(Beginning of MATERIAL PROVIDED)

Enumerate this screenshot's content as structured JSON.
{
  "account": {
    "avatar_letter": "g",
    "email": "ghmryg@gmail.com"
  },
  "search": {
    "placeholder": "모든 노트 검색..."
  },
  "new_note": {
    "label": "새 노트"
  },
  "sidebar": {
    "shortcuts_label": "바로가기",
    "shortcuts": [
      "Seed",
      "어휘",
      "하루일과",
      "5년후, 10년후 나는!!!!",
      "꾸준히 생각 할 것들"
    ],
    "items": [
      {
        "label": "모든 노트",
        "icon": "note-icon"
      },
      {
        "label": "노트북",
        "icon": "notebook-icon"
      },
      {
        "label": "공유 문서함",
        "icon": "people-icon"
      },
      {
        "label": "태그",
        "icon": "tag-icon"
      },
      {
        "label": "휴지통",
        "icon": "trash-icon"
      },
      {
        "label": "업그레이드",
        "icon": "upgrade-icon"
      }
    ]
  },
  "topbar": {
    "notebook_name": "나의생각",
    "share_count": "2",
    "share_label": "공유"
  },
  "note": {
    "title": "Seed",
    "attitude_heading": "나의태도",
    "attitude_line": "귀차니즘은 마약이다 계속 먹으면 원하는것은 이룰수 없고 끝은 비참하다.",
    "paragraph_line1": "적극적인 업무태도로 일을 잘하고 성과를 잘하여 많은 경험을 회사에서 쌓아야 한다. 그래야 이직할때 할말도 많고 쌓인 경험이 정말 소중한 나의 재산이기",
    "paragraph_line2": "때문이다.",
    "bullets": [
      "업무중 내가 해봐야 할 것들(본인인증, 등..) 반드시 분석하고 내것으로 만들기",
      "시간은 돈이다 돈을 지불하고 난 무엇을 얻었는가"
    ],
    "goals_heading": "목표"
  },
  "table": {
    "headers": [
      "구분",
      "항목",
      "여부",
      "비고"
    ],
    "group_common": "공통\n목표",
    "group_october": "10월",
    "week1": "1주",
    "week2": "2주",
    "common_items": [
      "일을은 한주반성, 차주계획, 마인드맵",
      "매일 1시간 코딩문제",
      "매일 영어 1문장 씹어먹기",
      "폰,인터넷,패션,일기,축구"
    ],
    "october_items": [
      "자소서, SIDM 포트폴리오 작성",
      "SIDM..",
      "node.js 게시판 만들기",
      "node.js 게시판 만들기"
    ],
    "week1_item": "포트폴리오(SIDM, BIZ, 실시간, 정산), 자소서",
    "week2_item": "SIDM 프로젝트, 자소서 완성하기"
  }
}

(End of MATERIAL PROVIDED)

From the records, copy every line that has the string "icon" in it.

        "icon": "note-icon"
        "icon": "notebook-icon"
        "icon": "people-icon"
        "icon": "tag-icon"
        "icon": "trash-icon"
        "icon": "upgrade-icon"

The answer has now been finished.